Leather and lace are old pals. But leather that's lace? There's a naughty new friend. It figured prominently in Chloë Sevigny's latest collection for Opening Ceremony, which she showed for the first time ever in a runway presentation that attracted pals Ryan McGinley and Proenza Schouler's Jack and Lazaro, plus many dozens more in the standing section. "Teen dream," she said of the spectacle after the show. No, make that "sexy teen dream."

Some dream of angels; some dream of devils. Sevigny provided both. Her flouncy minidresses were mostly variations on the white cotton eyelet frocks that pure-of-heart maidens might wear.

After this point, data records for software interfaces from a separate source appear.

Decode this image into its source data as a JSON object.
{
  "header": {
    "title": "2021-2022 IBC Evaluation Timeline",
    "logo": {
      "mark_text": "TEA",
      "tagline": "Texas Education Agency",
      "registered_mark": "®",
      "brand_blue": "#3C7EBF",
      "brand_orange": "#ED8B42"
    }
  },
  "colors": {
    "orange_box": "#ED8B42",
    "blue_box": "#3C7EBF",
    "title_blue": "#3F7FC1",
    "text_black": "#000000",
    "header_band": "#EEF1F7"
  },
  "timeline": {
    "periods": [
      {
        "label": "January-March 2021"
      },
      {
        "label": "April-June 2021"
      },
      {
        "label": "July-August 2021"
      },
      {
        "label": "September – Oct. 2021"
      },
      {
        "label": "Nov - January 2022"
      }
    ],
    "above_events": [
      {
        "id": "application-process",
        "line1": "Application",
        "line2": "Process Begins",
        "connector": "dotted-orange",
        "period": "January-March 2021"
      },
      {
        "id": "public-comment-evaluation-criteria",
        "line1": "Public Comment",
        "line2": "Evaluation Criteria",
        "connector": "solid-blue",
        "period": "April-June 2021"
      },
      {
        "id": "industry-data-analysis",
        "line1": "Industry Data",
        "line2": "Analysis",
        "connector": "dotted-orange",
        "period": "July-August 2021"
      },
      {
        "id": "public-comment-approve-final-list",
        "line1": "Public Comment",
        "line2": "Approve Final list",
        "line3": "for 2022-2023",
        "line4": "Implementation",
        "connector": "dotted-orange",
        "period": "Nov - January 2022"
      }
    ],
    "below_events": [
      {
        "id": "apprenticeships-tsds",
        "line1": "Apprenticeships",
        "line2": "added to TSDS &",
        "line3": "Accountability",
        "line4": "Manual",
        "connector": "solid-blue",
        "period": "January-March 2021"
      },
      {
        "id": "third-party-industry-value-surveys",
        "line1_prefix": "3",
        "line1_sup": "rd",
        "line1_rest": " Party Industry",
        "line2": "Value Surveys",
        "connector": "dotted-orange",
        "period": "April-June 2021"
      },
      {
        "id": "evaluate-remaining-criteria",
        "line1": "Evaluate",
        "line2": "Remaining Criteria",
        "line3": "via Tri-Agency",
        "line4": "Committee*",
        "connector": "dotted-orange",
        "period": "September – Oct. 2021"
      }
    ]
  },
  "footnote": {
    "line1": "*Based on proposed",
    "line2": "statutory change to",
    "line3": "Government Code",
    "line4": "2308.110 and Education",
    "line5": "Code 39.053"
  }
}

Some were in white cotton; some in black leather. "It's the good and the bad, the light and the dark," Sevigny explained. "If you want to wear this in white, you can have your angelic moment. And if you want to go dark…" She herself was wearing the black leather, which perhaps suggests where she falls on that particular ecclesiastical divide. (That she showed it in the gym of a parish youth center, well—bless!)

The leather dresses—and skirts, incorporating corseting details—had an eighties-style bite, saved from retro-ism by oversize bibs of laser-cut leather lace, and more lace still snaking over shoulders and around arms. Skin (or sin?) is in—and she doesn't shy away from it. But will every girl look as good in black leather bloomer shorts as she does?

Maybe not. But Sevigny, to her credit, offers a wider wardrobe than first glance would indicate. Those frocks will get the attention, but there were sweats and varsity jackets, too, made in collaboration with the eighties skate brand Vision Street Wear. (They were an homage of sorts to her brother, Paul, and his days as a Vision-clad skater.) The shoes: platform sneaks, pearl-studded flats, strappy heels. And approachable denim came in several forms, from a mini romper with leather insets to skintight, paneled jeans. It all gelled for a complete picture of the world according to Chloë. Between heaven and hell, after all, there's her stomping ground and inspiration well: the street.